Yet look at how GS’s revenue growth was a stunning negative 40% just a couple quarters ago. When we look at annual revenue growth, GS’s is actually shrinking:
A Troubling Trend
Despite that, GS’s fourth-quarter revenue growth will probably be impressive, thanks to easy comps from the end of last year and rising interest rates helping boost the bank’s bottom line. Recent Trump-based volatility should increase trading income, too.
But those are short-term reprieves from a longer secular trend that looks bad for everyone. While Morgan Stanley’s revenue does show some annual growth, it’s still quite weak. And that weak growth isn’t translating into a big boost to net income:
Earnings: Going Nowhere
Flat lines across the board, and MS’s net income has fallen slightly over the last year.
While it’s true that higher interest rates could benefit the banks in the short term and deregulation could help them expand their operations, that’s already all priced in, despite a lack of certainty around Trump’s plans. If he reverses his stance — as he recently did on repealing Obamacare in its entirety — these banks will not enjoy the boosts the market is now betting on.

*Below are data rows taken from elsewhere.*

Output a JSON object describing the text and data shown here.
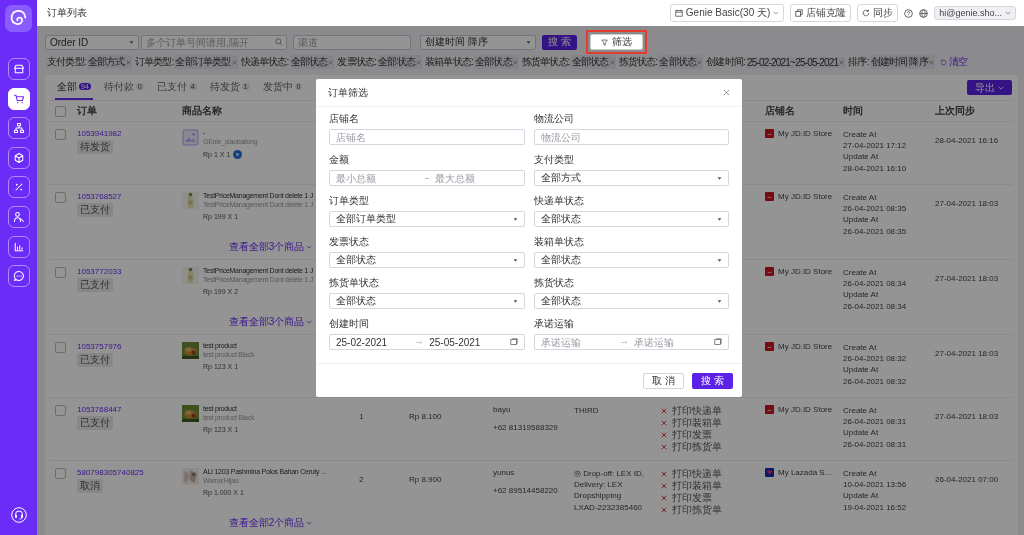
{
  "sidebar": {
    "items": [
      {
        "selected": false
      },
      {
        "selected": true
      },
      {
        "selected": false
      },
      {
        "selected": false
      },
      {
        "selected": false
      },
      {
        "selected": false
      },
      {
        "selected": false
      },
      {
        "selected": false
      }
    ]
  },
  "header": {
    "title": "订单列表",
    "plan": "Genie Basic(30 天)",
    "clone_button": "店铺克隆",
    "sync_button": "同步",
    "account": "hi@genie.sho..."
  },
  "toolbar": {
    "search_by": "Order ID",
    "order_search": {
      "placeholder": "多个订单号间请用,隔开"
    },
    "channel": {
      "placeholder": "渠道"
    },
    "sort": "创建时间 降序",
    "search_button": "搜 索",
    "filter_button": {
      "label": "筛选",
      "highlighted": true
    }
  },
  "active_filters": [
    {
      "label": "支付类型:",
      "value": "全部方式"
    },
    {
      "label": "订单类型:",
      "value": "全部订单类型"
    },
    {
      "label": "快递单状态:",
      "value": "全部状态"
    },
    {
      "label": "发票状态:",
      "value": "全部状态"
    },
    {
      "label": "装箱单状态:",
      "value": "全部状态"
    },
    {
      "label": "拣货单状态:",
      "value": "全部状态"
    },
    {
      "label": "拣货状态:",
      "value": "全部状态"
    },
    {
      "label": "创建时间:",
      "value": "25-02-2021~25-05-2021"
    },
    {
      "label": "排序:",
      "value": "创建时间 降序"
    }
  ],
  "clear_button": "清空",
  "tabs": [
    {
      "label": "全部",
      "count": "94",
      "selected": true
    },
    {
      "label": "待付款",
      "count": "0",
      "selected": false
    },
    {
      "label": "已支付",
      "count": "4",
      "selected": false
    },
    {
      "label": "待发货",
      "count": "1",
      "selected": false
    },
    {
      "label": "发货中",
      "count": "0",
      "selected": false
    }
  ],
  "export_button": "导出",
  "table": {
    "select_all": {
      "checked": false
    },
    "columns": [
      "订单",
      "商品名称",
      "店铺名",
      "时间",
      "上次同步"
    ],
    "rows": [
      {
        "checked": false,
        "order_id": "1053941982",
        "status": "待发货",
        "product": {
          "thumb": {
            "kind": "placeholder"
          },
          "name": "-",
          "variant": "GEnie_xiaobailong",
          "price": "Rp 1 X 1",
          "badge": true
        },
        "store": {
          "kind": "jd",
          "name": "My JD.ID Store"
        },
        "time": [
          "Create At",
          "27-04-2021 17:12",
          "Update At",
          "28-04-2021 16:10"
        ],
        "last_sync": "28-04-2021 16:16"
      },
      {
        "checked": false,
        "order_id": "1053768527",
        "status": "已支付",
        "product": {
          "name": "TestPriceManagement Dont delete 1 J",
          "variant": "TestPriceManagement Dont delete 1 J",
          "price": "Rp 199 X 1",
          "badge": false,
          "more": "查看全部3个商品"
        },
        "store": {
          "kind": "jd",
          "name": "My JD.ID Store"
        },
        "time": [
          "Create At",
          "26-04-2021 08:35",
          "Update At",
          "26-04-2021 08:35"
        ],
        "last_sync": "27-04-2021 18:03"
      },
      {
        "checked": false,
        "order_id": "1053772033",
        "status": "已支付",
        "product": {
          "name": "TestPriceManagement Dont delete 1 J",
          "variant": "TestPriceManagement Dont delete 1 J",
          "price": "Rp 199 X 2",
          "badge": false,
          "more": "查看全部3个商品"
        },
        "store": {
          "kind": "jd",
          "name": "My JD.ID Store"
        },
        "time": [
          "Create At",
          "26-04-2021 08:34",
          "Update At",
          "26-04-2021 08:34"
        ],
        "last_sync": "27-04-2021 18:03"
      },
      {
        "checked": false,
        "order_id": "1053757976",
        "status": "已支付",
        "product": {
          "name": "test product",
          "variant": "test product Black",
          "price": "Rp 123 X 1",
          "badge": false
        },
        "store": {
          "kind": "jd",
          "name": "My JD.ID Store"
        },
        "time": [
          "Create At",
          "26-04-2021 08:32",
          "Update At",
          "26-04-2021 08:32"
        ],
        "last_sync": "27-04-2021 18:03"
      },
      {
        "checked": false,
        "order_id": "1053768447",
        "status": "已支付",
        "product": {
          "name": "test product",
          "variant": "test product Black",
          "price": "Rp 123 X 1",
          "badge": false
        },
        "quantity": "1",
        "amount": "Rp 8.100",
        "buyer": {
          "name": "bayu",
          "phone": "+62 81319588329"
        },
        "logistics": [
          "THIRD"
        ],
        "print_tasks": [
          {
            "label": "打印快递单",
            "done": false
          },
          {
            "label": "打印装箱单",
            "done": false
          },
          {
            "label": "打印发票",
            "done": false
          },
          {
            "label": "打印拣货单",
            "done": false
          }
        ],
        "store": {
          "kind": "jd",
          "name": "My JD.ID Store"
        },
        "time": [
          "Create At",
          "26-04-2021 08:31",
          "Update At",
          "26-04-2021 08:31"
        ],
        "last_sync": "27-04-2021 18:03"
      },
      {
        "checked": false,
        "order_id": "580798305740825",
        "status": "取消",
        "product": {
          "name": "ALI 1203 Pashmina Polos Bahan Ceruty ...",
          "variant": "Warna:Hijau",
          "price": "Rp 1.000 X 1",
          "badge": false,
          "more": "查看全部2个商品"
        },
        "quantity": "2",
        "amount": "Rp 8.900",
        "buyer": {
          "name": "yunus",
          "phone": "+62 89514458220"
        },
        "logistics": [
          "◎ Drop-off: LEX ID,",
          "Delivery: LEX",
          "Dropshipping",
          "LXAD-2232385460"
        ],
        "print_tasks": [
          {
            "label": "打印快递单",
            "done": false
          },
          {
            "label": "打印装箱单",
            "done": false
          },
          {
            "label": "打印发票",
            "done": false
          },
          {
            "label": "打印拣货单",
            "done": false
          }
        ],
        "store": {
          "kind": "lazada",
          "name": "My Lazada S..."
        },
        "time": [
          "Create At",
          "10-04-2021 13:56",
          "Update At",
          "19-04-2021 16:52"
        ],
        "last_sync": "26-04-2021 07:00"
      }
    ]
  },
  "filter_dialog": {
    "title": "订单筛选",
    "fields": [
      {
        "kind": "input",
        "label": "店铺名",
        "placeholder": "店铺名"
      },
      {
        "kind": "input",
        "label": "物流公司",
        "placeholder": "物流公司"
      },
      {
        "kind": "range",
        "label": "金额",
        "from": {
          "placeholder": "最小总额"
        },
        "to": {
          "placeholder": "最大总额"
        }
      },
      {
        "kind": "select",
        "label": "支付类型",
        "value": "全部方式"
      },
      {
        "kind": "select",
        "label": "订单类型",
        "value": "全部订单类型"
      },
      {
        "kind": "select",
        "label": "快递单状态",
        "value": "全部状态"
      },
      {
        "kind": "select",
        "label": "发票状态",
        "value": "全部状态"
      },
      {
        "kind": "select",
        "label": "装箱单状态",
        "value": "全部状态"
      },
      {
        "kind": "select",
        "label": "拣货单状态",
        "value": "全部状态"
      },
      {
        "kind": "select",
        "label": "拣货状态",
        "value": "全部状态"
      },
      {
        "kind": "daterange",
        "label": "创建时间",
        "from": {
          "value": "25-02-2021"
        },
        "to": {
          "value": "25-05-2021"
        }
      },
      {
        "kind": "daterange",
        "label": "承诺运输",
        "from": {
          "placeholder": "承诺运输"
        },
        "to": {
          "placeholder": "承诺运输"
        }
      }
    ],
    "cancel_button": "取 消",
    "search_button": "搜 索"
  }
}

However, there is a better way to buy the banks…
This doesn’t mean I dislike financials as an industry, but I think there are better ways to play them. Corporate bonds, for example, have fallen steeply recently on hiked inflation fears, and that is almost fully priced in, making financial firms’ bonds an interesting play. Additionally, financial companies love preferred stocks, and these high-yielding assets offer some interesting opportunities for investors, too.
These markets are much harder to access, but luckily we can get to them through ETFs. The PowerShares Preferred ETF (PGX) and iShares US Preferred Stock ETF (PFF) provide exposure to preferreds, and they’ve recently gone on sale:
Interest Rate Fears Hurt Preferreds
Again, interest rate worries are the problem. Both funds are getting hurt as investors fear higher interest rates will drive investors away from preferreds. But this fear is now almost fully priced in, making preferred funds worth considering.
Also, these funds offer the exact same sector exposure: the majority of their holdings are in financial firms. Here are PGX’s primary holdings:
Financial Firms All Around
So if we want to bet on Trump boosting financials without paying for that boost, which is already priced into common shares, we can buy this fund and get the same exposure. We’re also getting a 5.9% dividend yield, which is far higher than these firms’ common stocks pay.
The same goes for PFF, which is heavily exposed to financials:
More Financial Exposure at Low Cost
Plus, the fund pays a 6.1% dividend yield, so we’ll collect an outsized income stream as we wait for our bet on the financial sector to pay off.
Our Favorite Preferred Fund Yields a Safe 7.8%
While PGX and PFF look like decent post-election buys, they still hold companies I wouldn’t touch with a 10-foot pole (Allergan plc Ordinary Shares (AGN), for example, has been plagued by accounting problems—a huge red flag).
That’s why we recommend another preferred-stock fund that’s devoid of risky holdings like Allergan. Our favorite preferred fund also trades at a hefty discount to its net asset value and boasts a 7.8% yield, much higher than you’ll get from either PGX or PFF.
These three advantages give you a crucial margin of safety during periods of market volatility, which we’ll almost certainly see under President Trump.
That’s why we’ve made this often-overlooked fund a key part of my “No-Withdrawal” retirement portfolio. As the name suggests, it’s set up to generate enough income for you to live on dividends alone.
Best of all, you won’t need a seven-figure nest egg to do it. With just a $500,000 investment, this powerful set of investments will throw off a $40,000 income stream that will rise like clockwork year in and year out.